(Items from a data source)
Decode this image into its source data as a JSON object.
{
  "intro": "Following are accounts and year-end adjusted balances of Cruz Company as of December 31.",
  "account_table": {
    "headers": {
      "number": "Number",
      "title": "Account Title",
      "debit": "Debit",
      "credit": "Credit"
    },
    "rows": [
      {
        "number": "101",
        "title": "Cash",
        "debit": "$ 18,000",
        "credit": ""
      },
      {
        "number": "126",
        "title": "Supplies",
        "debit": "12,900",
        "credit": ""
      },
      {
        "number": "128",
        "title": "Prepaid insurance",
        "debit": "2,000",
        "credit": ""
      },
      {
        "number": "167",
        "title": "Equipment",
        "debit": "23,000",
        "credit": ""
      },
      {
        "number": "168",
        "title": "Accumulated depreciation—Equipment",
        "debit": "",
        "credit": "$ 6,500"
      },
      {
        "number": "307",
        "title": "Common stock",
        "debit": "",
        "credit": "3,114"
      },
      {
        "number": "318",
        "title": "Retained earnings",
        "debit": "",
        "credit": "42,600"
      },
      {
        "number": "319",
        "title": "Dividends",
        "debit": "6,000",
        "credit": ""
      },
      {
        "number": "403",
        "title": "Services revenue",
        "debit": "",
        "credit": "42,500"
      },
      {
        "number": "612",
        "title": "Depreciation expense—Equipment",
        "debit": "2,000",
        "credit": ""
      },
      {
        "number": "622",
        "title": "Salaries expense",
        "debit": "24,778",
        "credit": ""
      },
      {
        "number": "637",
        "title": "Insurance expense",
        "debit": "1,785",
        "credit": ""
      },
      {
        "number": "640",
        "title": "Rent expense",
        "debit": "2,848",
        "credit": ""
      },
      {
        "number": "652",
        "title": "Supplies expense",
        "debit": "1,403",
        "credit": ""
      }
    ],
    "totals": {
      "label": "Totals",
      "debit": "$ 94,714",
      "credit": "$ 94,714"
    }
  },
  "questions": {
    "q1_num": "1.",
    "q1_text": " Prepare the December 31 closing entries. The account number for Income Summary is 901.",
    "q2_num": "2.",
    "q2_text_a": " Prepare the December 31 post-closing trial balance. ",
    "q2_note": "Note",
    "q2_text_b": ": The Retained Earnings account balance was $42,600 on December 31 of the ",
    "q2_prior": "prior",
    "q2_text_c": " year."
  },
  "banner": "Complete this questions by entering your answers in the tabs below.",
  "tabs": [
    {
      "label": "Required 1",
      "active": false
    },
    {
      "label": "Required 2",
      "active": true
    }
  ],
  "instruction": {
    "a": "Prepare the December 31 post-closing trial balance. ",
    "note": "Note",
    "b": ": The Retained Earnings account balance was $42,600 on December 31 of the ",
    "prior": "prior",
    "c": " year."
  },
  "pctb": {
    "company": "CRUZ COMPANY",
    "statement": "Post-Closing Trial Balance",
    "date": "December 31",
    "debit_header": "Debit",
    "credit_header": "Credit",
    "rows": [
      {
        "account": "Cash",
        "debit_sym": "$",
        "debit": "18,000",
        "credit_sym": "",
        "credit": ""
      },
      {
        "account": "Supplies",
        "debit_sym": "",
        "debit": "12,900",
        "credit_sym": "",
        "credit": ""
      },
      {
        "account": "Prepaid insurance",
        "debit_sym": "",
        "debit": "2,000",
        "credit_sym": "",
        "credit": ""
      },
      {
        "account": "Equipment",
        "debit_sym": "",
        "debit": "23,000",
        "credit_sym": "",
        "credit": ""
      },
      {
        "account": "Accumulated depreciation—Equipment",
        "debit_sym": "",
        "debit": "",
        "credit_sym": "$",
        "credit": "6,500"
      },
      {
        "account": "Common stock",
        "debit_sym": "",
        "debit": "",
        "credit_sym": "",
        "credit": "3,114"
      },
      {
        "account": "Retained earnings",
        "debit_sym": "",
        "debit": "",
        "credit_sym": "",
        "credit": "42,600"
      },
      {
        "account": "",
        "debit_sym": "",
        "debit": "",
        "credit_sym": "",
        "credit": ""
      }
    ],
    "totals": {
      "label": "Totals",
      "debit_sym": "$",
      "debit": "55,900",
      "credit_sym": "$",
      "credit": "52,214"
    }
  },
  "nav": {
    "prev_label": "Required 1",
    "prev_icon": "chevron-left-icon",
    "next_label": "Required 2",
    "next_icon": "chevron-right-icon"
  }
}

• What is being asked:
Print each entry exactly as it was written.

• Response below:
Decode this image into its source data as a JSON object.
{
  "intro": "Following are accounts and year-end adjusted balances of Cruz Company as of December 31.",
  "account_table": {
    "headers": {
      "number": "Number",
      "title": "Account Title",
      "debit": "Debit",
      "credit": "Credit"
    },
    "rows": [
      {
        "number": "101",
        "title": "Cash",
        "debit": "$ 18,000",
        "credit": ""
      },
      {
        "number": "126",
        "title": "Supplies",
        "debit": "12,900",
        "credit": ""
      },
      {
        "number": "128",
        "title": "Prepaid insurance",
        "debit": "2,000",
        "credit": ""
      },
      {
        "number": "167",
        "title": "Equipment",
        "debit": "23,000",
        "credit": ""
      },
      {
        "number": "168",
        "title": "Accumulated depreciation—Equipment",
        "debit": "",
        "credit": "$ 6,500"
      },
      {
        "number": "307",
        "title": "Common stock",
        "debit": "",
        "credit": "3,114"
      },
      {
        "number": "318",
        "title": "Retained earnings",
        "debit": "",
        "credit": "42,600"
      },
      {
        "number": "319",
        "title": "Dividends",
        "debit": "6,000",
        "credit": ""
      },
      {
        "number": "403",
        "title": "Services revenue",
        "debit": "",
        "credit": "42,500"
      },
      {
        "number": "612",
        "title": "Depreciation expense—Equipment",
        "debit": "2,000",
        "credit": ""
      },
      {
        "number": "622",
        "title": "Salaries expense",
        "debit": "24,778",
        "credit": ""
      },
      {
        "number": "637",
        "title": "Insurance expense",
        "debit": "1,785",
        "credit": ""
      },
      {
        "number": "640",
        "title": "Rent expense",
        "debit": "2,848",
        "credit": ""
      },
      {
        "number": "652",
        "title": "Supplies expense",
        "debit": "1,403",
        "credit": ""
      }
    ],
    "totals": {
      "label": "Totals",
      "debit": "$ 94,714",
      "credit": "$ 94,714"
    }
  },
  "questions": {
    "q1_num": "1.",
    "q1_text": " Prepare the December 31 closing entries. The account number for Income Summary is 901.",
    "q2_num": "2.",
    "q2_text_a": " Prepare the December 31 post-closing trial balance. ",
    "q2_note": "Note",
    "q2_text_b": ": The Retained Earnings account balance was $42,600 on December 31 of the ",
    "q2_prior": "prior",
    "q2_text_c": " year."
  },
  "banner": "Complete this questions by entering your answers in the tabs below.",
  "tabs": [
    {
      "label": "Required 1",
      "active": false
    },
    {
      "label": "Required 2",
      "active": true
    }
  ],
  "instruction": {
    "a": "Prepare the December 31 post-closing trial balance. ",
    "note": "Note",
    "b": ": The Retained Earnings account balance was $42,600 on December 31 of the ",
    "prior": "prior",
    "c": " year."
  },
  "pctb": {
    "company": "CRUZ COMPANY",
    "statement": "Post-Closing Trial Balance",
    "date": "December 31",
    "debit_header": "Debit",
    "credit_header": "Credit",
    "rows": [
      {
        "account": "Cash",
        "debit_sym": "$",
        "debit": "18,000",
        "credit_sym": "",
        "credit": ""
      },
      {
        "account": "Supplies",
        "debit_sym": "",
        "debit": "12,900",
        "credit_sym": "",
        "credit": ""
      },
      {
        "account": "Prepaid insurance",
        "debit_sym": "",
        "debit": "2,000",
        "credit_sym": "",
        "credit": ""
      },
      {
        "account": "Equipment",
        "debit_sym": "",
        "debit": "23,000",
        "credit_sym": "",
        "credit": ""
      },
      {
        "account": "Accumulated depreciation—Equipment",
        "debit_sym": "",
        "debit": "",
        "credit_sym": "$",
        "credit": "6,500"
      },
      {
        "account": "Common stock",
        "debit_sym": "",
        "debit": "",
        "credit_sym": "",
        "credit": "3,114"
      },
      {
        "account": "Retained earnings",
        "debit_sym": "",
        "debit": "",
        "credit_sym": "",
        "credit": "42,600"
      },
      {
        "account": "",
        "debit_sym": "",
        "debit": "",
        "credit_sym": "",
        "credit": ""
      }
    ],
    "totals": {
      "label": "Totals",
      "debit_sym": "$",
      "debit": "55,900",
      "credit_sym": "$",
      "credit": "52,214"
    }
  },
  "nav": {
    "prev_label": "Required 1",
    "prev_icon": "chevron-left-icon",
    "next_label": "Required 2",
    "next_icon": "chevron-right-icon"
  }
}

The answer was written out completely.